• _Task directions_
Show every line of the records below that contains the word "data".

[Items from an interface collection]
━━━━━━━━━━━━━━━━━━━━

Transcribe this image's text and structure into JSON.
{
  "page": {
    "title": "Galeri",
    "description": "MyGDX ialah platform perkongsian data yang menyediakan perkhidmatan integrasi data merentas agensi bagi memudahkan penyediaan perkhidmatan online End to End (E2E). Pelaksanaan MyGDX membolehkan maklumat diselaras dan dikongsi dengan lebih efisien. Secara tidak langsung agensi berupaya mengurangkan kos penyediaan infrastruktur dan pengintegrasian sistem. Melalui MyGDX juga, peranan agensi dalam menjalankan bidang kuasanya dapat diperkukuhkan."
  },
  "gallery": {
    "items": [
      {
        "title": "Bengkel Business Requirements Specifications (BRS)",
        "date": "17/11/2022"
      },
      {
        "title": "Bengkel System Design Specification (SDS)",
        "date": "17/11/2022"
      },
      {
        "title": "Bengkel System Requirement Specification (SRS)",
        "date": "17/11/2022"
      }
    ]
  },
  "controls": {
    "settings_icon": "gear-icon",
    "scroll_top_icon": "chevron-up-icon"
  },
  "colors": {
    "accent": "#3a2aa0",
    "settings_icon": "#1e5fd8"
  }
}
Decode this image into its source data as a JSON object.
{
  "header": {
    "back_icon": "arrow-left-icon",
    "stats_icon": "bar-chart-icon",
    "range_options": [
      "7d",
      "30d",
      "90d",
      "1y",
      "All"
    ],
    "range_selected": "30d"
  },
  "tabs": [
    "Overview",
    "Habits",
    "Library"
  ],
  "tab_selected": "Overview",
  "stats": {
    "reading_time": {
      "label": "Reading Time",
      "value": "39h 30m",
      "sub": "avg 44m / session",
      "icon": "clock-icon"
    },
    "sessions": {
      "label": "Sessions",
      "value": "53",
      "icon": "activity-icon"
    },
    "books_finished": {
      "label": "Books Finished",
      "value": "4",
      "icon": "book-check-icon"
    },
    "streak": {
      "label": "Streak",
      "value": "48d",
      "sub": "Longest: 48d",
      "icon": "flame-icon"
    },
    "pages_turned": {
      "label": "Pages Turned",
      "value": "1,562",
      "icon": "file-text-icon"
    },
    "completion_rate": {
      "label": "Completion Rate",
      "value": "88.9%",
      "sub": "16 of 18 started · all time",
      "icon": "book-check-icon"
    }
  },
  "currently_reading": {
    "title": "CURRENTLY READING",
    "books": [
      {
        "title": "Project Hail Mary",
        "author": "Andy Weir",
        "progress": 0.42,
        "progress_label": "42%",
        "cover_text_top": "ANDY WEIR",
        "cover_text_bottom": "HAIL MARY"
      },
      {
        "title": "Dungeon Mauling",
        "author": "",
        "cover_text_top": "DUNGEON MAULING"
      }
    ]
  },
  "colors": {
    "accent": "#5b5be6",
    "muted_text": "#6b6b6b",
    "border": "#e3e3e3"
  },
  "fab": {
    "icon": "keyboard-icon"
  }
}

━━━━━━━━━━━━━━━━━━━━

• _Exercise solution_
    "description": "MyGDX ialah platform perkongsian data yang menyediakan perkhidmatan integrasi data merentas agensi bagi memudahkan penyediaan perkhidmatan online End to End (E2E). Pelaksanaan MyGDX membolehkan maklumat diselaras dan dikongsi dengan lebih efisien. Secara tidak langsung agensi berupaya mengurangkan kos penyediaan infrastruktur dan pengintegrasian sistem. Melalui MyGDX juga, peranan agensi dalam menjalankan bidang kuasanya dapat diperkukuhkan."
Decode this image into its source data as a JSON object.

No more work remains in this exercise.